Applied to contemporary culture, some seriously weird things are commodifed (even Marx’s corpse) due to a variety of factors that determine value from labor to transaction costs to preferences. If we stick with an anthropological interpretation, Marx provides the challenge that, in the absence of natural and direct producer-consumer relations, we buy into another level of commodity fetishism that heavily impacts our psyche through our distant versions of monetary exchange for physical products in particular. All of this causes a distorted and falsified reality. Support for this can be seen in contemporary advertising in particular. According to Axe body spray, scent takes on sexuality, power and voice, pretending to have additional objective use value by exhibiting the human traits of attraction that the product apparently heightens
So how does this relate to international development?
Unfortunately, these concepts of commodity fetishism in contemporary culture link consumption with international aid. Here’s just one type of example to illustrate the point:

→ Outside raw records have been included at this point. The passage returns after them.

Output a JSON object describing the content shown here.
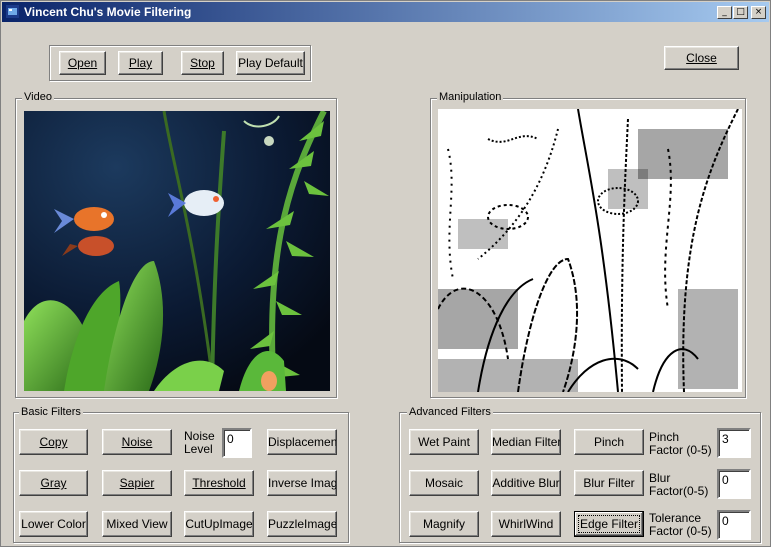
{
  "window": {
    "title": "Vincent Chu's Movie Filtering",
    "controls": {
      "minimize": "_",
      "maximize": "□",
      "close": "×"
    }
  },
  "playback": {
    "open_label": "Open",
    "play_label": "Play",
    "stop_label": "Stop",
    "play_default_label": "Play Default"
  },
  "close_label": "Close",
  "video": {
    "label": "Video"
  },
  "manipulation": {
    "label": "Manipulation"
  },
  "basic_filters": {
    "label": "Basic Filters",
    "copy": "Copy",
    "noise": "Noise",
    "noise_level_label": "Noise Level",
    "noise_level_value": "0",
    "displacement": "Displacement",
    "gray": "Gray",
    "sapier": "Sapier",
    "threshold": "Threshold",
    "inverse_image": "Inverse Image",
    "lower_color": "Lower Color",
    "mixed_view": "Mixed View",
    "cut_up_image": "CutUpImage",
    "puzzle_image": "PuzzleImage"
  },
  "advanced_filters": {
    "label": "Advanced Filters",
    "wet_paint": "Wet Paint",
    "median_filter": "Median Filter",
    "pinch": "Pinch",
    "pinch_factor_label": "Pinch Factor (0-5)",
    "pinch_factor_value": "3",
    "mosaic": "Mosaic",
    "additive_blur": "Additive Blur",
    "blur_filter": "Blur Filter",
    "blur_factor_label": "Blur Factor(0-5)",
    "blur_factor_value": "0",
    "magnify": "Magnify",
    "whirlwind": "WhirlWind",
    "edge_filter": "Edge Filter",
    "tolerance_factor_label": "Tolerance Factor (0-5)",
    "tolerance_factor_value": "0"
  },
  "icons": {
    "app": "app-icon",
    "minimize": "minimize-icon",
    "maximize": "maximize-icon",
    "close": "close-icon"
  },
  "colors": {
    "title_start": "#0a246a",
    "title_end": "#a6caf0",
    "face": "#d4d0c8",
    "aquarium": "#0b1a33",
    "plant": "#4caf2a"
  }
}
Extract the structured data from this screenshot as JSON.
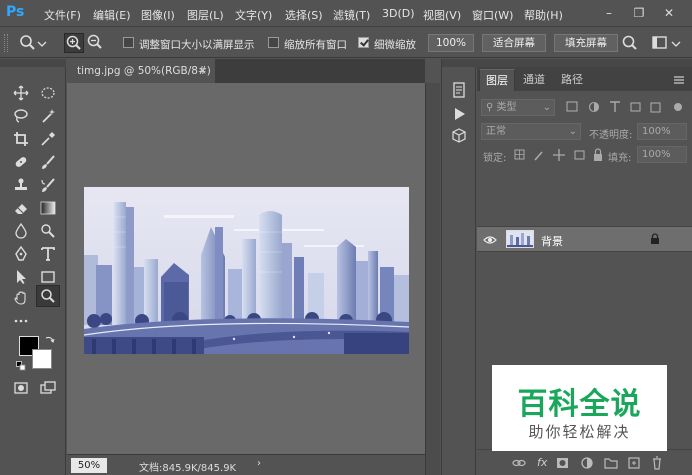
{
  "app": {
    "logo": "Ps"
  },
  "menu": {
    "items": [
      "文件(F)",
      "编辑(E)",
      "图像(I)",
      "图层(L)",
      "文字(Y)",
      "选择(S)",
      "滤镜(T)",
      "3D(D)",
      "视图(V)",
      "窗口(W)",
      "帮助(H)"
    ]
  },
  "options": {
    "resize_windows_label": "调整窗口大小以满屏显示",
    "resize_windows_checked": false,
    "zoom_all_label": "缩放所有窗口",
    "zoom_all_checked": false,
    "scrubby_zoom_label": "细微缩放",
    "scrubby_zoom_checked": true,
    "zoom_100_button": "100%",
    "fit_screen_button": "适合屏幕",
    "fill_screen_button": "填充屏幕"
  },
  "document": {
    "tab_title": "timg.jpg @ 50%(RGB/8#)",
    "tab_close": "×",
    "zoom_value": "50%",
    "info": "文档:845.9K/845.9K",
    "info_arrow": "›"
  },
  "layers_panel": {
    "tabs": [
      "图层",
      "通道",
      "路径"
    ],
    "active_tab": 0,
    "filter_kind": "类型",
    "blend_mode": "正常",
    "opacity_label": "不透明度:",
    "opacity_value": "100%",
    "lock_label": "锁定:",
    "fill_label": "填充:",
    "fill_value": "100%",
    "layers": [
      {
        "name": "背景",
        "visible": true,
        "locked": true
      }
    ],
    "bottom_fx": "fx"
  },
  "watermark": {
    "main": "百科全说",
    "sub": "助你轻松解决",
    "color": "#1aa75b"
  },
  "colors": {
    "foreground": "#000000",
    "background": "#ffffff",
    "ps_blue": "#31a8ff"
  }
}
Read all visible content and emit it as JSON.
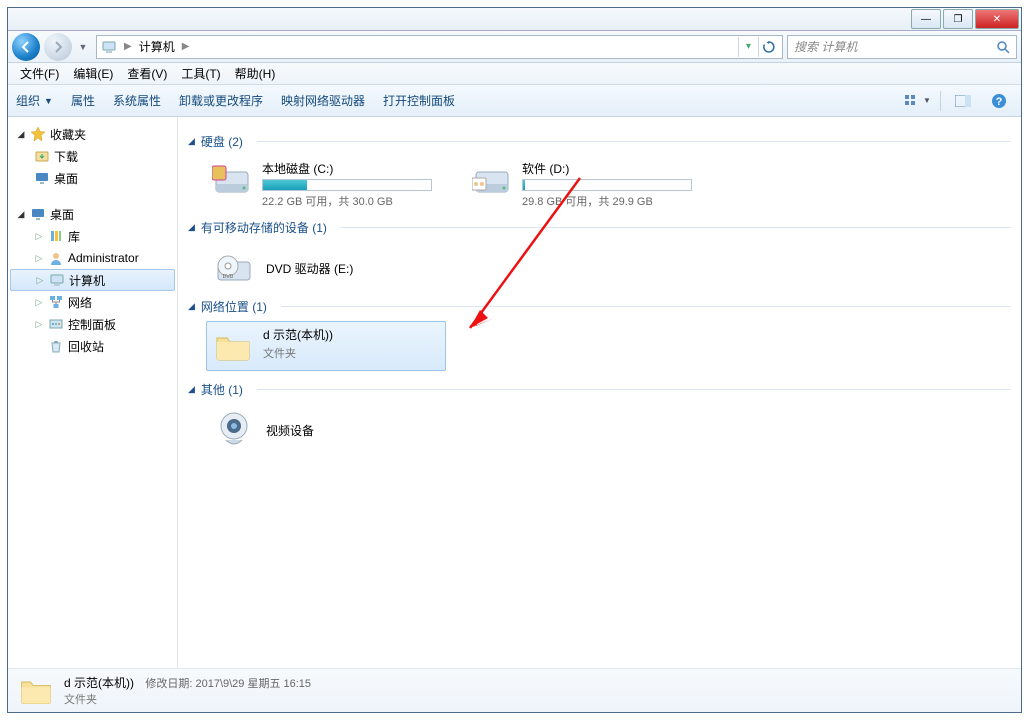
{
  "titlebar": {
    "min_glyph": "—",
    "max_glyph": "❐",
    "close_glyph": "✕"
  },
  "nav": {
    "address_parts": [
      "计算机"
    ],
    "search_placeholder": "搜索 计算机"
  },
  "menu": {
    "file": "文件(F)",
    "edit": "编辑(E)",
    "view": "查看(V)",
    "tools": "工具(T)",
    "help": "帮助(H)"
  },
  "toolbar": {
    "organize": "组织",
    "properties": "属性",
    "sysprops": "系统属性",
    "uninstall": "卸载或更改程序",
    "mapdrive": "映射网络驱动器",
    "controlpanel": "打开控制面板"
  },
  "sidebar": {
    "favorites": "收藏夹",
    "downloads": "下载",
    "desktop_item": "桌面",
    "desktop_root": "桌面",
    "libraries": "库",
    "admin": "Administrator",
    "computer": "计算机",
    "network": "网络",
    "controlpanel": "控制面板",
    "recycle": "回收站"
  },
  "content": {
    "group_hdd": "硬盘 (2)",
    "group_removable": "有可移动存储的设备 (1)",
    "group_netloc": "网络位置 (1)",
    "group_other": "其他 (1)",
    "drive_c": {
      "label": "本地磁盘 (C:)",
      "free_text": "22.2 GB 可用，共 30.0 GB",
      "fill_pct": 26
    },
    "drive_d": {
      "label": "软件 (D:)",
      "free_text": "29.8 GB 可用，共 29.9 GB",
      "fill_pct": 1
    },
    "dvd": "DVD 驱动器 (E:)",
    "netfolder": {
      "name": "d 示范(本机))",
      "type": "文件夹"
    },
    "videodev": "视频设备"
  },
  "status": {
    "name": "d 示范(本机))",
    "meta_label": "修改日期:",
    "meta_value": "2017\\9\\29 星期五 16:15",
    "type": "文件夹"
  }
}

The institution of development aid is supposedly responding to challenges that threaten human welfare, particularly for the world’s poor. Aid has truly globalized, with multinational institutions, massive NGOs, and government agencies working worldwide with presence felt virtually everywhere on the planet. Consumers (reminder: you and I) fund these development actors through institutions they either directly or indirectly support and even through conscious personal donations of capital. Aid itself, is commodified. A great example that illustrates this line of thought can be see here in the Product RED campaign.

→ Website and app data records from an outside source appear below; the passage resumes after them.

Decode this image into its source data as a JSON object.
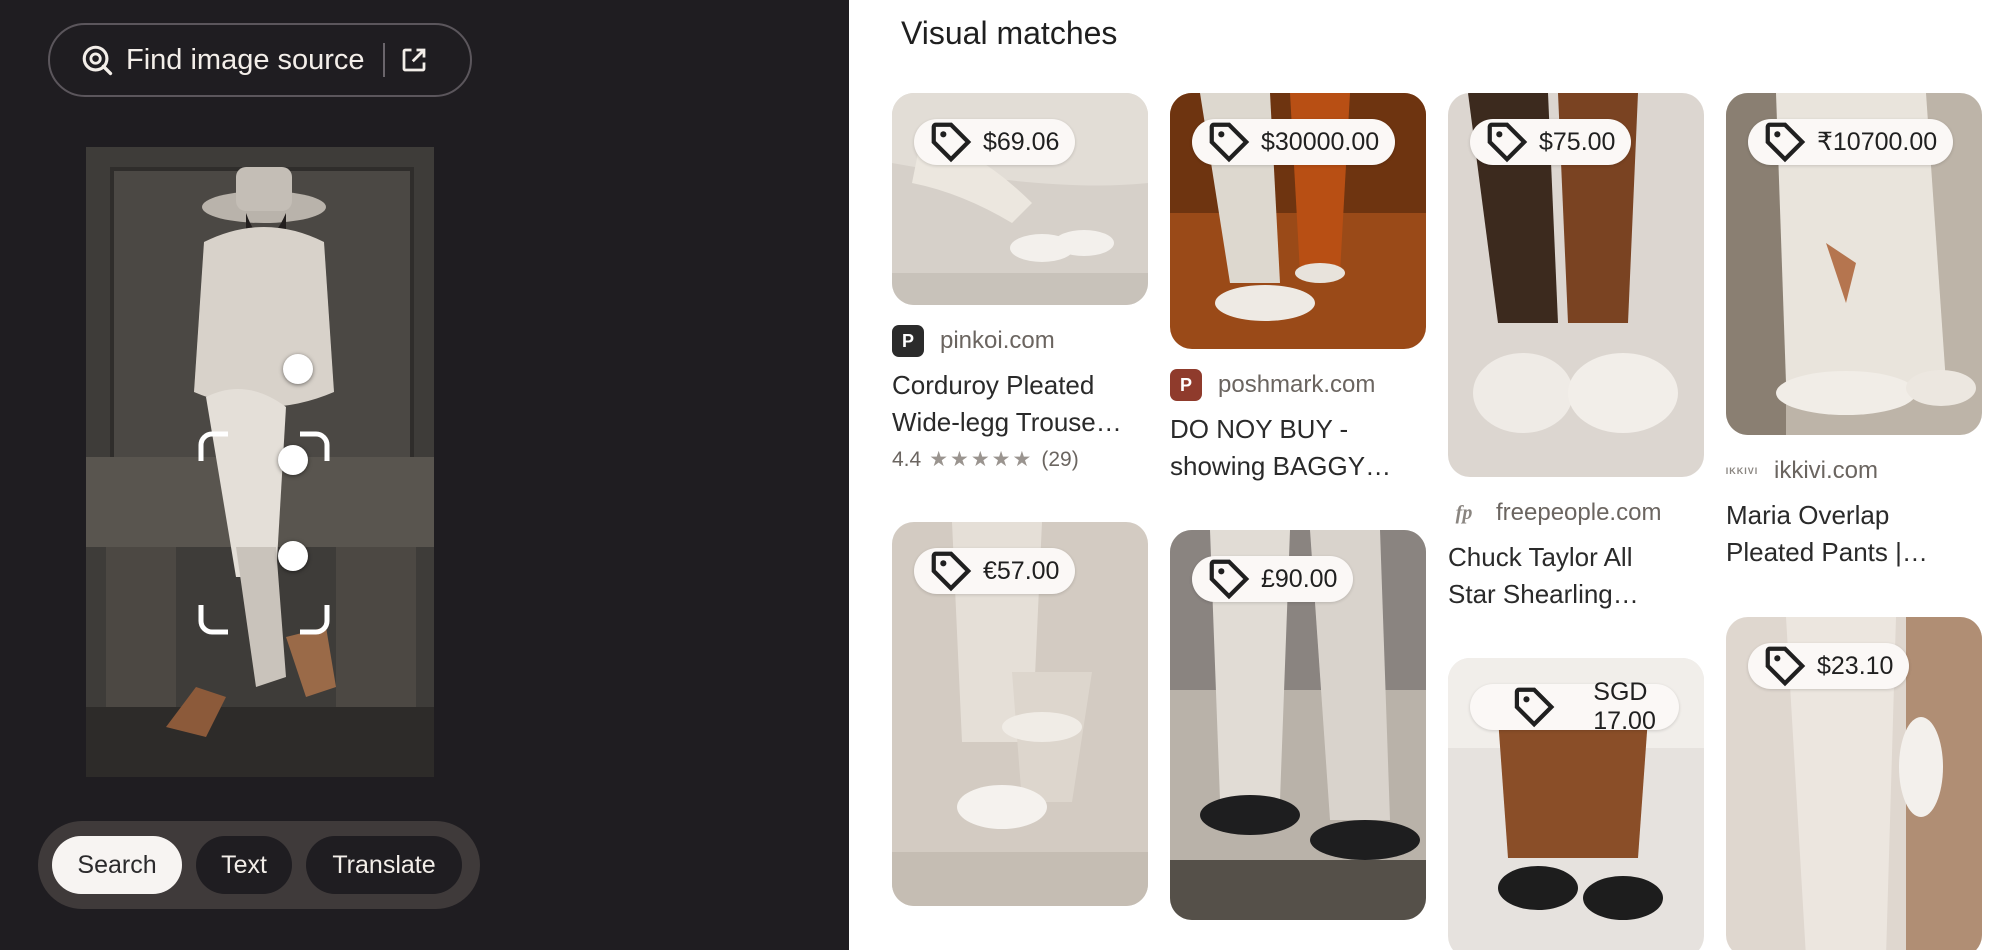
{
  "find_source": {
    "label": "Find image source"
  },
  "modes": [
    "Search",
    "Text",
    "Translate"
  ],
  "results_title": "Visual matches",
  "results": [
    {
      "price": "$69.06",
      "site": "pinkoi.com",
      "title_line1": "Corduroy Pleated",
      "title_line2": "Wide-legg Trouse…",
      "rating": "4.4",
      "stars": "★★★★★",
      "reviews": "(29)"
    },
    {
      "price": "$30000.00",
      "site": "poshmark.com",
      "title_line1": "DO NOY BUY -",
      "title_line2": "showing BAGGY…"
    },
    {
      "price": "$75.00",
      "site": "freepeople.com",
      "title_line1": "Chuck Taylor All",
      "title_line2": "Star Shearling…"
    },
    {
      "price": "₹10700.00",
      "site": "ikkivi.com",
      "title_line1": "Maria Overlap",
      "title_line2": "Pleated Pants |…"
    },
    {
      "price": "€57.00"
    },
    {
      "price": "£90.00"
    },
    {
      "price": "SGD 17.00"
    },
    {
      "price": "$23.10"
    }
  ],
  "colors": {
    "left_bg": "#1f1d21",
    "chip_bar": "#3f3a3a",
    "active_chip": "#f7f4f2"
  }
}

The way international aid discourse is portrayed through media, television advertisements, and other visual stimuli such as logos is damaging public perceptions about the realities of poverty, oversimplifying vastly multidimensional human development problems, and doing so through the medium of consumption culture to an overwhelming degree. This approach in part decontextualises livelihoods and reciprocates ineffective policy approaches to development both at the production and consumption ends of the commodity spectrum.

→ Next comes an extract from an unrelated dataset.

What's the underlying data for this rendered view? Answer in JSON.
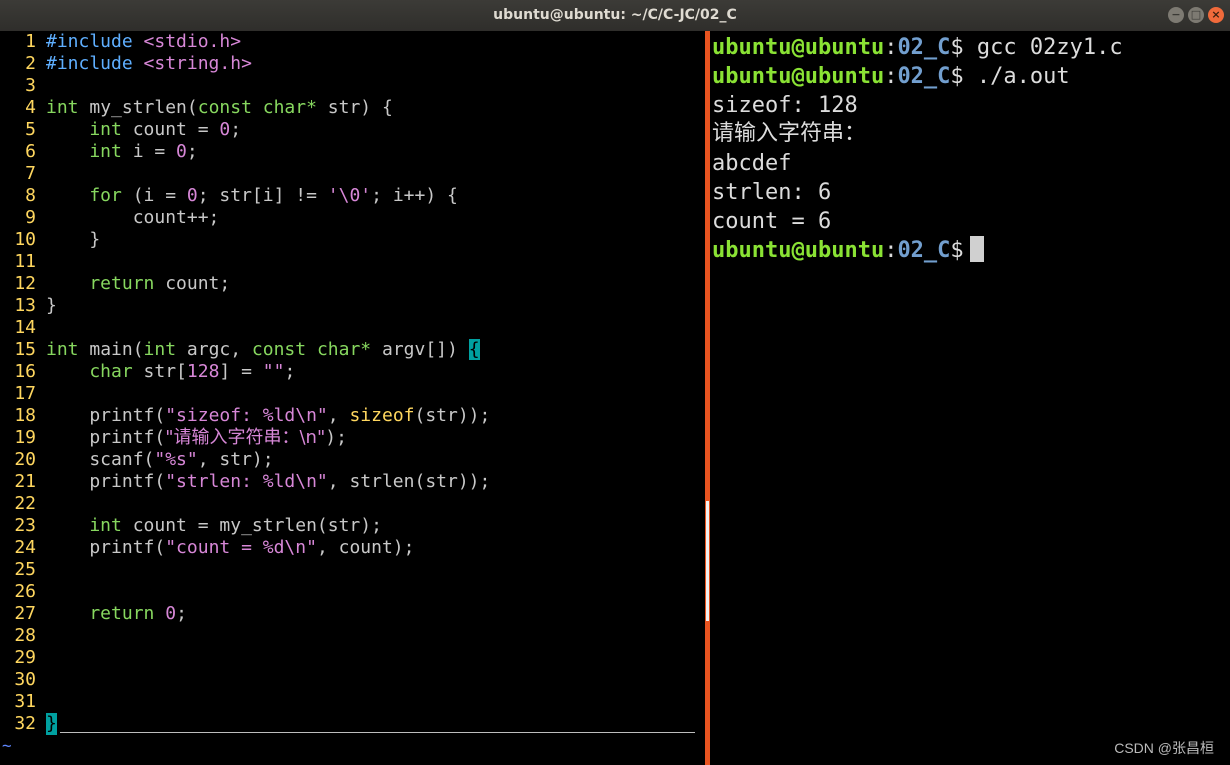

Most importantly perhaps, it is essential for development practitioners to think about the psychological impact that Western goods (from the Coca-Cola in a rural village to the NGO land cruisers) and services (from the physical presence of your typical expat in the field to imagined impact as policy makers for ex.) have on communities in developing countries. An additional problem is that the international aid industry is exporting its ideals surrounding consumption en masse with a particular relevance to cities in the global south.
What do we do now?
The point here is to challenge our normal way of thinking with another paradigm. If we understand the ever-changing manner of our global systems, it can hopefully result in more conscious and informed choices.
For example, promoting local sourcing of necessary resources in your community by directly buying your groceries at farmers markets is a start. For the development practitioners…begin deconstructing the context of the work you do in the developing world and examine the various impacts you have. Talk to others and spread the importance of critical thinking. Advocate for specific changes in the treatment of commodities through speaking to your politicians. If there is to be systemic change addressing these issues of consumption, equality of opportunity instead of equality of outcome must be both promoted and lived. Marx’s lens of commodity fetishism is a useful, and often misunderstood, lens that allows for materialism to show its true colors as the opposite of idealism and we must act on that which it reveals.